** MATERIALS PROVIDED follows **

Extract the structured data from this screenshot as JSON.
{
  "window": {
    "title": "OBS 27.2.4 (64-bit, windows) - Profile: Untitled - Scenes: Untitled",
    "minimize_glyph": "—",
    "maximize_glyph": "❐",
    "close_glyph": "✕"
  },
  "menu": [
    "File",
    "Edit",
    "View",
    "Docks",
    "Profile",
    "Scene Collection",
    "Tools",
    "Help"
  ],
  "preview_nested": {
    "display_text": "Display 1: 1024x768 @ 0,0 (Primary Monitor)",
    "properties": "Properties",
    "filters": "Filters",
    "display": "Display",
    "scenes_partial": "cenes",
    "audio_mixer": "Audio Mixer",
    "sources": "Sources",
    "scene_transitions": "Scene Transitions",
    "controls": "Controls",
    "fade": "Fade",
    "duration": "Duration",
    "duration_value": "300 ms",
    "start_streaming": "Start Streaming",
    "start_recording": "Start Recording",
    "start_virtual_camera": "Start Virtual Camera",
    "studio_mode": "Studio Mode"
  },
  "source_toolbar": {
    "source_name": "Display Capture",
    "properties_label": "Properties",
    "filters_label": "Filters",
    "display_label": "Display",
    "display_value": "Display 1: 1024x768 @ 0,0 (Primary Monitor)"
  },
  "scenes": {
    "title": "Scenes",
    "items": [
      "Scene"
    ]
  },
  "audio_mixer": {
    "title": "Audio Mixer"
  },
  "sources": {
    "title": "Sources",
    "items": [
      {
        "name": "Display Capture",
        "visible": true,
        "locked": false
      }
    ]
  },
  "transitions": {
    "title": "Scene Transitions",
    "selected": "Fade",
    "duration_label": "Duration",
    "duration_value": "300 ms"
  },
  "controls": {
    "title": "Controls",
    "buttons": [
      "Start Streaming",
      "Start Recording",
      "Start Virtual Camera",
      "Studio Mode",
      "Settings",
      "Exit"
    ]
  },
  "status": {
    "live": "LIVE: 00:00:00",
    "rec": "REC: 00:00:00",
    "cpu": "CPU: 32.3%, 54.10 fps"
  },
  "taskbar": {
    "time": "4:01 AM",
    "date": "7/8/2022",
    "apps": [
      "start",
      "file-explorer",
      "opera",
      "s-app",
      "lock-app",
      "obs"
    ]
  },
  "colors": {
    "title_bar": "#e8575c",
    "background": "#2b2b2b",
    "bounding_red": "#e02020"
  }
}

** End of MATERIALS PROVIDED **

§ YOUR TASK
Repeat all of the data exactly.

§ WRITTEN ANSWER
Extract the structured data from this screenshot as JSON.
{
  "window": {
    "title": "OBS 27.2.4 (64-bit, windows) - Profile: Untitled - Scenes: Untitled",
    "minimize_glyph": "—",
    "maximize_glyph": "❐",
    "close_glyph": "✕"
  },
  "menu": [
    "File",
    "Edit",
    "View",
    "Docks",
    "Profile",
    "Scene Collection",
    "Tools",
    "Help"
  ],
  "preview_nested": {
    "display_text": "Display 1: 1024x768 @ 0,0 (Primary Monitor)",
    "properties": "Properties",
    "filters": "Filters",
    "display": "Display",
    "scenes_partial": "cenes",
    "audio_mixer": "Audio Mixer",
    "sources": "Sources",
    "scene_transitions": "Scene Transitions",
    "controls": "Controls",
    "fade": "Fade",
    "duration": "Duration",
    "duration_value": "300 ms",
    "start_streaming": "Start Streaming",
    "start_recording": "Start Recording",
    "start_virtual_camera": "Start Virtual Camera",
    "studio_mode": "Studio Mode"
  },
  "source_toolbar": {
    "source_name": "Display Capture",
    "properties_label": "Properties",
    "filters_label": "Filters",
    "display_label": "Display",
    "display_value": "Display 1: 1024x768 @ 0,0 (Primary Monitor)"
  },
  "scenes": {
    "title": "Scenes",
    "items": [
      "Scene"
    ]
  },
  "audio_mixer": {
    "title": "Audio Mixer"
  },
  "sources": {
    "title": "Sources",
    "items": [
      {
        "name": "Display Capture",
        "visible": true,
        "locked": false
      }
    ]
  },
  "transitions": {
    "title": "Scene Transitions",
    "selected": "Fade",
    "duration_label": "Duration",
    "duration_value": "300 ms"
  },
  "controls": {
    "title": "Controls",
    "buttons": [
      "Start Streaming",
      "Start Recording",
      "Start Virtual Camera",
      "Studio Mode",
      "Settings",
      "Exit"
    ]
  },
  "status": {
    "live": "LIVE: 00:00:00",
    "rec": "REC: 00:00:00",
    "cpu": "CPU: 32.3%, 54.10 fps"
  },
  "taskbar": {
    "time": "4:01 AM",
    "date": "7/8/2022",
    "apps": [
      "start",
      "file-explorer",
      "opera",
      "s-app",
      "lock-app",
      "obs"
    ]
  },
  "colors": {
    "title_bar": "#e8575c",
    "background": "#2b2b2b",
    "bounding_red": "#e02020"
  }
}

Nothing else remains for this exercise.